KUALA LUMPUR: No single party can form the government by depending solely on the support of one race, Tan Sri Muhyiddin Yassin said, at a time when Malaysia is facing increasing racial and religious challenges.

The former deputy prime minister said this despite most political parties in the country being race-based.

“Any political party which aspires to form the government must be able to garner broad-based support from all races.

“The electoral system discourages political parties from pursuing extreme racial and religious interests. It incentivises the moderates and punishes the extremists,” he said in his speech at the International Peace Conference in Sarajevo, Bosnia and Herzegovina, on Monday.

The content of his speech was also uploaded on his Facebook page.

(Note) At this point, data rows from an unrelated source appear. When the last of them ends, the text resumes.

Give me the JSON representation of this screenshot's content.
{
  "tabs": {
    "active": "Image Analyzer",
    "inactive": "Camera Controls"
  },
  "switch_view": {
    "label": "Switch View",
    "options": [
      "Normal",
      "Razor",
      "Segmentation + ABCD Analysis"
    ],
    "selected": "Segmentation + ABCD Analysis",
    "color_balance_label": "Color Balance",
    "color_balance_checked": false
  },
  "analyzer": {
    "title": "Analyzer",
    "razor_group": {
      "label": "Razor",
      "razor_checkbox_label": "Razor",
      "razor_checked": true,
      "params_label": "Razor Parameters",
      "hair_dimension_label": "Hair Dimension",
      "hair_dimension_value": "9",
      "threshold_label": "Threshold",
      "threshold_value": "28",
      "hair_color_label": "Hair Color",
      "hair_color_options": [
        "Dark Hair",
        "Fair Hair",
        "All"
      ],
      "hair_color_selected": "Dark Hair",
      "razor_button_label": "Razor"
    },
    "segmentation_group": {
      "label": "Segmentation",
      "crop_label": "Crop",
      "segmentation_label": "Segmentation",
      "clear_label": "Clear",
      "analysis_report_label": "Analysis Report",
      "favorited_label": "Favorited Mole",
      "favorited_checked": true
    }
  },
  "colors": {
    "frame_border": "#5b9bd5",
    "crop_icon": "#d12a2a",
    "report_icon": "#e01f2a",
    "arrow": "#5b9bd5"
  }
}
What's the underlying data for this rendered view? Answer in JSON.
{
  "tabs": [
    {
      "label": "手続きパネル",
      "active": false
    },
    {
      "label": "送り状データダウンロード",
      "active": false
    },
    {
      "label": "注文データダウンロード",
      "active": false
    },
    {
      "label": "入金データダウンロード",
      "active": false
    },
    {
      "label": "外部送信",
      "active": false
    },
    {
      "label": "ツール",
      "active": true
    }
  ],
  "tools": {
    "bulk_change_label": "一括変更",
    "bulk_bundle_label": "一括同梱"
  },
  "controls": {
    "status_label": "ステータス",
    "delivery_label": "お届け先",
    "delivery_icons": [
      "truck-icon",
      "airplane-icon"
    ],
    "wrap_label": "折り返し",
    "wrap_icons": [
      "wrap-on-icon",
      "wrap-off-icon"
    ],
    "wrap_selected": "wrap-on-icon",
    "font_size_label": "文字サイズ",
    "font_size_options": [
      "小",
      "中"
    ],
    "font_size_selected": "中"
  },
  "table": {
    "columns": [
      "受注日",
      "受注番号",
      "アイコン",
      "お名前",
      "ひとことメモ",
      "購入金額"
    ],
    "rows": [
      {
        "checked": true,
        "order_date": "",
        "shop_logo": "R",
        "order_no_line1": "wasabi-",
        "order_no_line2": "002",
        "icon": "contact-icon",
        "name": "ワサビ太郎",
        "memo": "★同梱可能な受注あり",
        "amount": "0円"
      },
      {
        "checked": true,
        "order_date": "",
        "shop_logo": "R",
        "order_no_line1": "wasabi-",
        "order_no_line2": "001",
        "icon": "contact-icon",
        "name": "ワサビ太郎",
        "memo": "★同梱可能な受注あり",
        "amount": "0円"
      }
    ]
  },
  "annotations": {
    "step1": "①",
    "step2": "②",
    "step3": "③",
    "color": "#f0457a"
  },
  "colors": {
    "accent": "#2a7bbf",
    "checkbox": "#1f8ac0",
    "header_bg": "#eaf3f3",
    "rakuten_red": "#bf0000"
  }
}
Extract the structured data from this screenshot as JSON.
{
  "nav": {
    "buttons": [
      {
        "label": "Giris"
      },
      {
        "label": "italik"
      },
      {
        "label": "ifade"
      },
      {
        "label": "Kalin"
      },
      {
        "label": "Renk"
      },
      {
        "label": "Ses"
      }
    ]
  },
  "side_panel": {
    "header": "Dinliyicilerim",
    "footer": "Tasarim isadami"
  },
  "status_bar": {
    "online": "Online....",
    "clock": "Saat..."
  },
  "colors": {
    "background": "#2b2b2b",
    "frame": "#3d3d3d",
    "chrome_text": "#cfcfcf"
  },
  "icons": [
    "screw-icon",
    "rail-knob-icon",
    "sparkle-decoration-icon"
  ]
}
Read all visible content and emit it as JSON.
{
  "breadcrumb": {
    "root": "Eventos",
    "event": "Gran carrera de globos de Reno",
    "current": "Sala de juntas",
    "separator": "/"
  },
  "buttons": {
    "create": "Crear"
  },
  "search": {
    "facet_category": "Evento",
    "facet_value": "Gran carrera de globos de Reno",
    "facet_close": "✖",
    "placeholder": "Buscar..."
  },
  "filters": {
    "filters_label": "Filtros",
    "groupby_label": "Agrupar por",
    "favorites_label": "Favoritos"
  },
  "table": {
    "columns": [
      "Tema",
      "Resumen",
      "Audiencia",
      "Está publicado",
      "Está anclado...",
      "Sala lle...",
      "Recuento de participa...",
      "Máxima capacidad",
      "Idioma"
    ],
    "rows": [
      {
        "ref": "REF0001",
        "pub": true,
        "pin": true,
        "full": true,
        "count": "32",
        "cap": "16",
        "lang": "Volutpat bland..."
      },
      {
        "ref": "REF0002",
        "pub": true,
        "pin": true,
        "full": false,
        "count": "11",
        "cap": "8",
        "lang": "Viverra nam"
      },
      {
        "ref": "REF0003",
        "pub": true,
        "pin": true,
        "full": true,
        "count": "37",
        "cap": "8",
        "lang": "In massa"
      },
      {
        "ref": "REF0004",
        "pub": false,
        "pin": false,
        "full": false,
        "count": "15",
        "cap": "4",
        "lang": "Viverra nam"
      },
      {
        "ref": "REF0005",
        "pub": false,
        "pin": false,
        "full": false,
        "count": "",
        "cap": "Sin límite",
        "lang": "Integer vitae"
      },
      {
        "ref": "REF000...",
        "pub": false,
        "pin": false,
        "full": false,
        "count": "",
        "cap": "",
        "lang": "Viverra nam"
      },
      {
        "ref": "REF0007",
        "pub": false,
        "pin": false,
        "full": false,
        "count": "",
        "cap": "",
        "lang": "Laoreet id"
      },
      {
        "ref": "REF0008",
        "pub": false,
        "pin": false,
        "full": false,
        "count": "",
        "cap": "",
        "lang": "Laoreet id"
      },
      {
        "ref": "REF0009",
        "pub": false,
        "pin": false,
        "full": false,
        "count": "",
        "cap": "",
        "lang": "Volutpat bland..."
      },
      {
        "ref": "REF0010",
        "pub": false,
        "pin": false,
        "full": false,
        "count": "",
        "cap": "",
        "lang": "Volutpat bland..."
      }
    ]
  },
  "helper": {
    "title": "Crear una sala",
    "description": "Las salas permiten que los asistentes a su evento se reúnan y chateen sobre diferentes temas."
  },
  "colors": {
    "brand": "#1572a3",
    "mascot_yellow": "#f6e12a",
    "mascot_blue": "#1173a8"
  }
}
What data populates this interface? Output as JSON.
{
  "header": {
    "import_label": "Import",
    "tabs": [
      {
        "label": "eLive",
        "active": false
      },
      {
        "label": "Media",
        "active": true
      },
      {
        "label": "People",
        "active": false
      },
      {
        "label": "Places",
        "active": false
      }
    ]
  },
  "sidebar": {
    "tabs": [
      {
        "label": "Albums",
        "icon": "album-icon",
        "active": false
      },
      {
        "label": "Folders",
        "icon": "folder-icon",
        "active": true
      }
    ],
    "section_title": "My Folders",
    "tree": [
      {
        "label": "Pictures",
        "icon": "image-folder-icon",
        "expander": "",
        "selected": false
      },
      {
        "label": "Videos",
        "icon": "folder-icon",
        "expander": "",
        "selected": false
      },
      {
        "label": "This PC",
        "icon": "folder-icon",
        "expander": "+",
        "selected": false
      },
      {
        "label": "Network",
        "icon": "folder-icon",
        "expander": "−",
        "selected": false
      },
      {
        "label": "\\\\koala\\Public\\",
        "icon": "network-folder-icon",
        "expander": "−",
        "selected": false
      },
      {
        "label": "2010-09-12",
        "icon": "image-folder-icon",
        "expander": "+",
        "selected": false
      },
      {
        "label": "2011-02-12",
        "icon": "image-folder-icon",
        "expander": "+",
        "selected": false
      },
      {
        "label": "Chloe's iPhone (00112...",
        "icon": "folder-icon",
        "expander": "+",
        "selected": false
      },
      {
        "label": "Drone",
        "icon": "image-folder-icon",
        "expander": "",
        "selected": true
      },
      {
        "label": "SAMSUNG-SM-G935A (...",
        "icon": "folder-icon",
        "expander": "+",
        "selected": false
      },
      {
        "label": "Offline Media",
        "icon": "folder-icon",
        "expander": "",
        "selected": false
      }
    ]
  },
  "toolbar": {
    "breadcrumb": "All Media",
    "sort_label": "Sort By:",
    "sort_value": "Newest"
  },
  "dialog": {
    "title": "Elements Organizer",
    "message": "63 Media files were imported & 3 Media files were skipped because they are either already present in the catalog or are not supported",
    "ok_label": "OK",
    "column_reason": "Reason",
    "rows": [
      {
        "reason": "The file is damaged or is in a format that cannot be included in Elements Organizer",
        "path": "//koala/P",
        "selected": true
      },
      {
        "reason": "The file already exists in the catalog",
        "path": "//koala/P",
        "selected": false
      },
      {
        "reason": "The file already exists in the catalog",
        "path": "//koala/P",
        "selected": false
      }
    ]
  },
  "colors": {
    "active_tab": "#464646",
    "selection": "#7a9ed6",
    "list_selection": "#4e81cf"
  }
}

Muhyiddin, who was axed by Prime Minister Datuk Seri Najib Razak in a Cabinet reshuffle two months ago, said because the electoral system incentivises the moderates, Malaysian political parties have over time moderated their position on matters concerning racial and religious interests.

He said those who questioned the special position of the Malays and the natives of Sabah and Sarawak do so at their own peril, losing the majority support of the electorates.

“Likewise, political parties that undermine the legitimate interests of the other races will risk losing significant percentage of votes in elections and will fail to form the federal government.

“In the end, most political parties become more compliant to the constitutional framework that seeks to balance racial interests, and in so doing promote racial harmony, political stability and national unity,” he said.

The Umno deputy president said the survival of political coalitions and the maintenance of political stability rest on the wisdom of leaders to gain the trust of his or her own race, while at the same time, forge true understanding between the leaders of different races.

He said they had to agree to share political power and sometimes to withstand mounting pressures from their own community, for the greater good of maintaining racial harmony and political stability.

“They had to emerge as a coalition of the moderates whose primary concern is not only to safeguard the interests of one particular race, but also to respect the legitimate interests of all races,” he added. — The Malaysian Insider